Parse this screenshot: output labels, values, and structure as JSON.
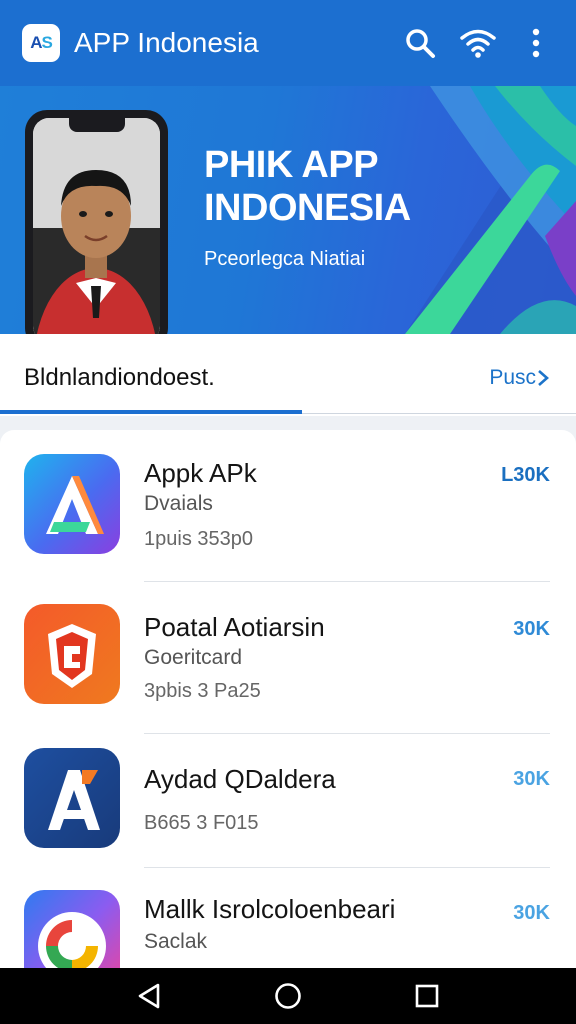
{
  "appbar": {
    "logo_text_a": "A",
    "logo_text_b": "S",
    "title": "APP Indonesia",
    "icons": [
      "search-icon",
      "wifi-icon",
      "more-vert-icon"
    ],
    "color": "#1c6fd0"
  },
  "banner": {
    "headline_line1": "PHIK APP",
    "headline_line2": "INDONESIA",
    "subline": "Pceorlegca Niatiai"
  },
  "section": {
    "title": "Bldnlandiondoest.",
    "link": "Pusc"
  },
  "apps": [
    {
      "name": "Appk APk",
      "developer": "Dvaials",
      "meta": "1puis 353p0",
      "size": "L30K",
      "size_color": "#1a6fc0"
    },
    {
      "name": "Poatal Aotiarsin",
      "developer": "Goeritcard",
      "meta": "3pbis 3 Pa25",
      "size": "30K",
      "size_color": "#2f8ad6"
    },
    {
      "name": "Aydad QDaldera",
      "developer": "",
      "meta": "B665 3 F015",
      "size": "30K",
      "size_color": "#4aa3e2"
    },
    {
      "name": "Mallk Isrolcoloenbeari",
      "developer": "Saclak",
      "meta": "",
      "size": "30K",
      "size_color": "#4aa3e2"
    }
  ],
  "sysnav": [
    "back-icon",
    "home-icon",
    "recents-icon"
  ]
}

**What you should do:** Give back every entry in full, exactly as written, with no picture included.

**Answer section:**
Parse this screenshot: output labels, values, and structure as JSON.
{
  "appbar": {
    "logo_text_a": "A",
    "logo_text_b": "S",
    "title": "APP Indonesia",
    "icons": [
      "search-icon",
      "wifi-icon",
      "more-vert-icon"
    ],
    "color": "#1c6fd0"
  },
  "banner": {
    "headline_line1": "PHIK APP",
    "headline_line2": "INDONESIA",
    "subline": "Pceorlegca Niatiai"
  },
  "section": {
    "title": "Bldnlandiondoest.",
    "link": "Pusc"
  },
  "apps": [
    {
      "name": "Appk APk",
      "developer": "Dvaials",
      "meta": "1puis 353p0",
      "size": "L30K",
      "size_color": "#1a6fc0"
    },
    {
      "name": "Poatal Aotiarsin",
      "developer": "Goeritcard",
      "meta": "3pbis 3 Pa25",
      "size": "30K",
      "size_color": "#2f8ad6"
    },
    {
      "name": "Aydad QDaldera",
      "developer": "",
      "meta": "B665 3 F015",
      "size": "30K",
      "size_color": "#4aa3e2"
    },
    {
      "name": "Mallk Isrolcoloenbeari",
      "developer": "Saclak",
      "meta": "",
      "size": "30K",
      "size_color": "#4aa3e2"
    }
  ],
  "sysnav": [
    "back-icon",
    "home-icon",
    "recents-icon"
  ]
}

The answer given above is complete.